Figure 2. When alternatives like REX provide static yields, it is easy to compare them to T-Bonds.

Betty also wants to end up with 100,000 TLOS in one year. Instead of liquid tokens, Betty buys a T-Bond NFT with a face value of 100,000 TLOS and a maturity date of one year from the purchase date. The T-Bond has a cost of $1,666.67 based on 2 cents per TLOS, giving an effective discount of 16.67% (equivalent to a 20% APR).

Betty knows that her T-Bond will yield exactly the 100,000 TLOS face value on its maturity date because these TLOS tokens are locked up by the T-Bond. She cannot receive any more or less if the Telos REX yield changes over that period of time. Betty also does not get the benefit of being able to vote with her T-Bond as Arun has with his TLOS staked to REX.

T-Bond yield compared to static REX rewards

Now consider what happens if Betty wants to sell her T-Bond after just six months instead of holding to the maturity date. She can list it for sale on a secondary market, like the AreaX NFT Market that is expected to be live for trading all Marble NFT-standard tokens (which include T-Bonds) by the Telos T-Bond launch date.

Figure 3. When selling an existing T-Bond, the yield of alternatives, like REX, determines the price.

Carlos is an investor who wants 100,000 TLOS in six months and has two alternatives: he could either buy liquid tokens and stake them to REX or purchase Betty’s T-Bond and hold it to maturity in six months. Assuming that the REX yield has been a steady 20% APR over the past six months and seems likely to continue the trend in the future, the present value of 100,000 TLOS six months in the future is essentially the same via either method except for the value of lost of voting rights over that period. Some value will be assigned to this by the market, and for these examples, 2.5% APR or around 0.2% per month will be used.

Arun’s tokens staked to REX at 20% APR for the past six months have earned about 1.53% of their value in rewards each month and are now worth 91,287 TLOS. Betty’s T-Bond had the same rate of appreciation as it neared maturity, but a small discount must be made for the lack of voting rights, if she were to sell today — perhaps 200 TLOS per month (the actual rate will be determined by the market.). Six months would discount the value of the NFT by 1,200 TLOS from its present value. Carlos and Betty could make a trade for 90,087 TLOS giving Betty an effective yield of ~17.6% APR for six months and Carlos an effective yield of ~23.2% APR if he holds it until the maturity date.

T-Bond yield compared to variable REX rewards

REX staking rewards, however, are certain to change over the course of a year because of the number of people staking and the number of tokens that the Telos voters decide to dedicate to rewards. To illustrate this, consider an extreme case where halfway to the maturity date of Betty’s T-Bond, the Telos voters decide to eliminate REX staking rewards. At this point, Arun’s staked tokens no longer earn any new rewards. The value of his tokens in another six months will be the same as they are currently. In other words, the present cost/value of owning 100,000 TLOS six months in the future is also 100,000 TLOS since there is a 0% APR on REX staking now.
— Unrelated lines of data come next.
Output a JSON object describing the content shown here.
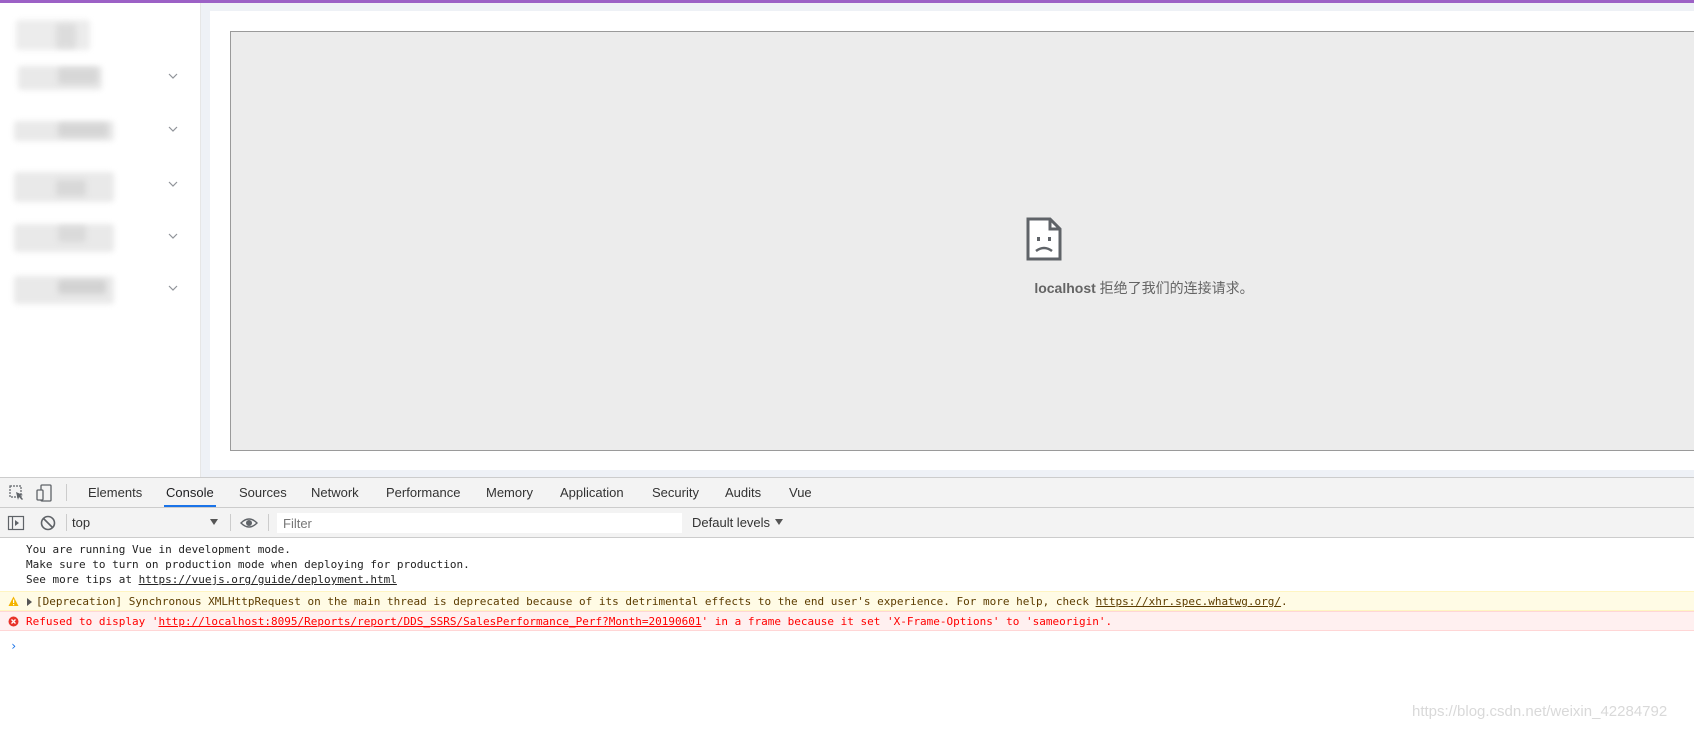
{
  "iframe": {
    "host": "localhost",
    "message": " 拒绝了我们的连接请求。"
  },
  "devtools": {
    "tabs": [
      "Elements",
      "Console",
      "Sources",
      "Network",
      "Performance",
      "Memory",
      "Application",
      "Security",
      "Audits",
      "Vue"
    ],
    "active_tab": "Console",
    "context": "top",
    "filter_placeholder": "Filter",
    "levels": "Default levels"
  },
  "console": {
    "info_line1": "You are running Vue in development mode.",
    "info_line2": "Make sure to turn on production mode when deploying for production.",
    "info_line3_prefix": "See more tips at ",
    "info_link": "https://vuejs.org/guide/deployment.html",
    "warn_prefix": "[Deprecation] Synchronous XMLHttpRequest on the main thread is deprecated because of its detrimental effects to the end user's experience. For more help, check ",
    "warn_link": "https://xhr.spec.whatwg.org/",
    "warn_suffix": ".",
    "error_prefix": "Refused to display '",
    "error_link": "http://localhost:8095/Reports/report/DDS_SSRS/SalesPerformance_Perf?Month=20190601",
    "error_suffix": "' in a frame because it set 'X-Frame-Options' to 'sameorigin'.",
    "prompt": "›"
  },
  "watermark": "https://blog.csdn.net/weixin_42284792",
  "icons": {
    "sad_page": "sad-page-icon",
    "inspect": "inspect-element-icon",
    "device": "device-toolbar-icon",
    "sidebar_toggle": "console-sidebar-icon",
    "clear": "clear-console-icon",
    "eye": "live-expression-icon",
    "warning": "warning-icon",
    "error": "error-icon"
  },
  "colors": {
    "accent": "#1a73e8",
    "top_bar": "#9c61c6",
    "warning_bg": "#fffbe5",
    "error_text": "#ff0000",
    "error_bg": "#fff0f0"
  }
}
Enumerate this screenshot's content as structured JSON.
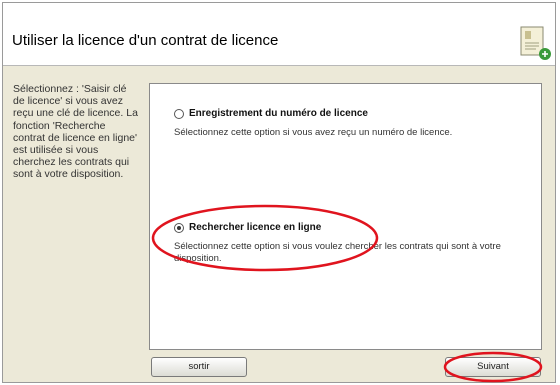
{
  "window": {
    "title": "Utiliser la licence d'un contrat de licence",
    "header_icon": "license-document-icon"
  },
  "sidebar": {
    "instructions": "Sélectionnez : 'Saisir clé de licence' si vous avez reçu une clé de licence. La fonction 'Recherche contrat de licence en ligne' est utilisée si vous cherchez les contrats qui sont à votre disposition."
  },
  "options": [
    {
      "label": "Enregistrement du numéro de licence",
      "description": "Sélectionnez cette option si vous avez reçu un numéro de licence.",
      "selected": false
    },
    {
      "label": "Rechercher licence en ligne",
      "description": "Sélectionnez cette option si vous voulez chercher les contrats qui sont à votre disposition.",
      "selected": true
    }
  ],
  "buttons": {
    "exit_label": "sortir",
    "next_label": "Suivant"
  },
  "colors": {
    "annotation": "#e0141e",
    "window_bg": "#ece9d8"
  }
}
Betty’s T-Bond six months in the future will be worth 100,000 TLOS. In the previous scenario, she couldn’t expect to sell her T-Bond for more than the 91,287 TLOS that Carlos could have instead staked to REX to receive 100,000 TLOS in that time. In fact, there was also a discount required because the T-Bond TLOS could not be voted. However, with no better alternative, the present value of Betty’s T-Bond is now 100,000 TLOS minus the voting discount. To Carlos a reasonable market value for Betty’s T-Bond is 98,800 TLOS because it is still a discount that pays him an effective interest rate of ~2.5% APR for the six months he holds the T-Bond to its maturity date.

Figure 4. If the yield of alternatives decreases, the value of the bond increases.

In this scenario, Betty has decided to sell the T-Bond for a market value of 98,800 TLOS which yields her an effective return of ~37% APR over six months. Carlos buys the T-Bond because voting is not important to him and he can gain a certain 2.5% APR for six months over what it would cost to buy liquid TLOS at their present value and 0% rewards from REX. Both are making sound financial decisions given the present conditions.

T-Bond values contribute value to a secondary market because of the fluctuations between their fixed rate of return and the fluctuating rates of return for competitive options. When there is another alternative with a steady rate of return, the T-Bond will gain market value at a predictable rate as it nears its maturity date. Any discount a subsequent buyer would pay could be easily calculated by comparing it to the present value of the best-paying alternative of equal risk, such as REX staking rewards.

When the alternative is variable, however, the current market value of a T-Bond rises if the alternative yield goes down or falls if the alternative method’s yield increases. The current market value of a T-Bond that pays an effective rate of 20% APR will lose value if REX rewards rise to 25%.

Figure 5. T-Bond value as a function of competing yield rates.

This ability for T-Bond market values to change based on the yield of alternatives such as REX make it possible to make speculative gains (or losses) on the T-Bonds as more potentially profitable financial tools. Anyone buying a T-Bond is essentially betting that the REX rewards will drop to a lower value, or else they would be wiser to hold those TLOS in REX and earn a higher yield. As conditions change, other traders may have different opinions about REX staking rewards relative to T-Bonds. This can drive a healthy secondary market.

The T-Bond Secondary Market

The T-Bond secondary market provides an additional level of financial tools for traders and investors. Where traditional crypto exchanges only trade on the current price action of different tokens relative to each other, T-Bond NFTs allow future rates of return to be traded as well, either against the same token or different tokens. As more projects issue tokens using the T-Bond NFT open source contracts on Telos, these NFTs can even trade directly against one another for more complex DeFi transactions. Future developments are expected to include maturity conditions other than a simple date, allowing T-Bonds NFTs to unlock their fungible tokens when a certain condition is reported by an on-chain oracle. This could be another token reaching a specific price or a milestone delivery being accepted by a project’s users. It’s also expected that future derivative projects will themselves be bundles of T-Bond NFTs.

T-Bonds are built on the Marble NFT standard which includes the ability to lock up fungible tokens on Telos until a maturity condition occurs. Any NFT marketplace that supports Marble NFTs can be used to trade T-Bonds on the secondary market. The AreaX NFT Market built by the block producer Persian Telos will be the first such marketplace but more are expected as T-Bonds become more accepted. The AreaX NFT Market allows non-custodial escrow of NFTs where owners list them for sale and purchasers make offers, temporarily locking tokens as an offer that can be withdrawn by the buyer at any time. If the NFT seller accepts an open offer, the purchased NFT is transferred directly to the buyer in a swap for the offered fee. This ensures safety for all buyer and seller assets with an easy trading experience.


About the author: Douglas Horn is the Telos architect and whitepaper author and a Telos core developer. He is the founder of GoodBlock, a Telos block producer and blockchain development company currently building the dStor decentralized data storage system.